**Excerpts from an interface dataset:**
══════════

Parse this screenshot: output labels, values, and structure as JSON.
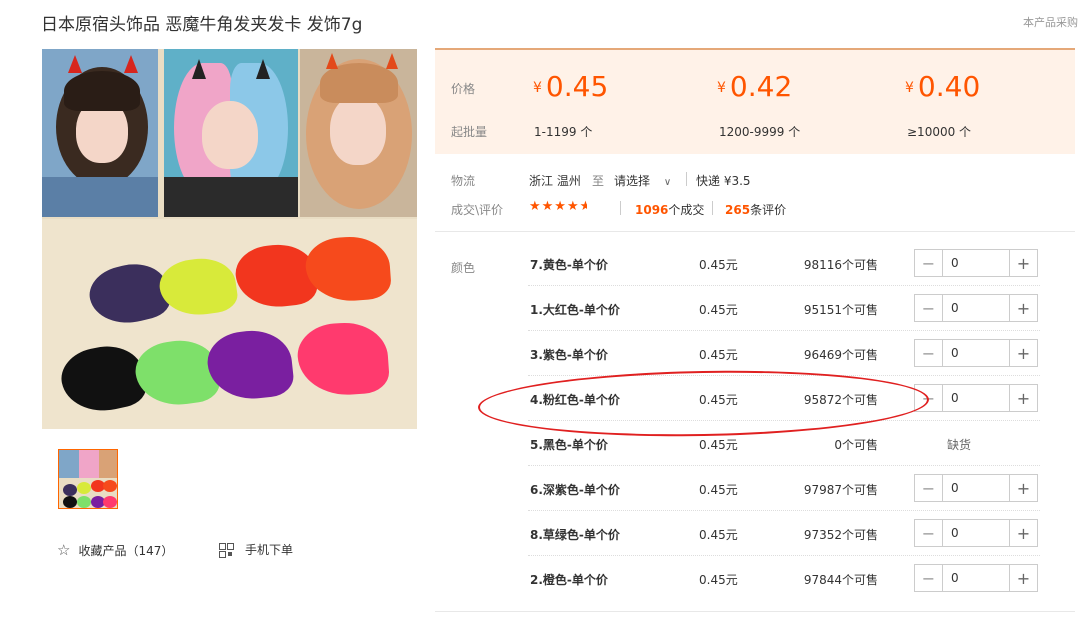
{
  "page": {
    "title": "日本原宿头饰品 恶魔牛角发夹发卡 发饰7g",
    "corner_note": "本产品采购"
  },
  "gallery": {
    "main_image_alt": "main-product-photo",
    "thumbnail_alt": "thumbnail"
  },
  "actions": {
    "favorite_label": "收藏产品（147）",
    "mobile_label": "手机下单"
  },
  "price_box": {
    "price_label": "价格",
    "min_label": "起批量",
    "currency": "¥",
    "tiers": [
      {
        "price": "0.45",
        "range": "1-1199 个"
      },
      {
        "price": "0.42",
        "range": "1200-9999 个"
      },
      {
        "price": "0.40",
        "range": "≥10000 个"
      }
    ]
  },
  "logistics": {
    "label": "物流",
    "origin": "浙江 温州",
    "to": "至",
    "destination": "请选择",
    "shipping": "快递 ¥3.5"
  },
  "reviews": {
    "label": "成交\\评价",
    "rating": 4.5,
    "deals_count": "1096",
    "deals_suffix": "个成交",
    "review_count": "265",
    "review_suffix": "条评价"
  },
  "colors": {
    "label": "颜色",
    "rows": [
      {
        "name": "7.黄色-单个价",
        "price": "0.45元",
        "stock": "98116个可售",
        "qty": "0",
        "available": true
      },
      {
        "name": "1.大红色-单个价",
        "price": "0.45元",
        "stock": "95151个可售",
        "qty": "0",
        "available": true
      },
      {
        "name": "3.紫色-单个价",
        "price": "0.45元",
        "stock": "96469个可售",
        "qty": "0",
        "available": true
      },
      {
        "name": "4.粉红色-单个价",
        "price": "0.45元",
        "stock": "95872个可售",
        "qty": "0",
        "available": true
      },
      {
        "name": "5.黑色-单个价",
        "price": "0.45元",
        "stock": "0个可售",
        "qty": "",
        "available": false,
        "soldout": "缺货"
      },
      {
        "name": "6.深紫色-单个价",
        "price": "0.45元",
        "stock": "97987个可售",
        "qty": "0",
        "available": true
      },
      {
        "name": "8.草绿色-单个价",
        "price": "0.45元",
        "stock": "97352个可售",
        "qty": "0",
        "available": true
      },
      {
        "name": "2.橙色-单个价",
        "price": "0.45元",
        "stock": "97844个可售",
        "qty": "0",
        "available": true
      }
    ]
  },
  "theme": {
    "accent": "#ff5500",
    "price_bg": "#fff2e8",
    "annotation": "#e02020"
  }
}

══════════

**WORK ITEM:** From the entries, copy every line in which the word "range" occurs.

**ANSWER SECTION:**
        "range": "1-1199 个"
        "range": "1200-9999 个"
        "range": "≥10000 个"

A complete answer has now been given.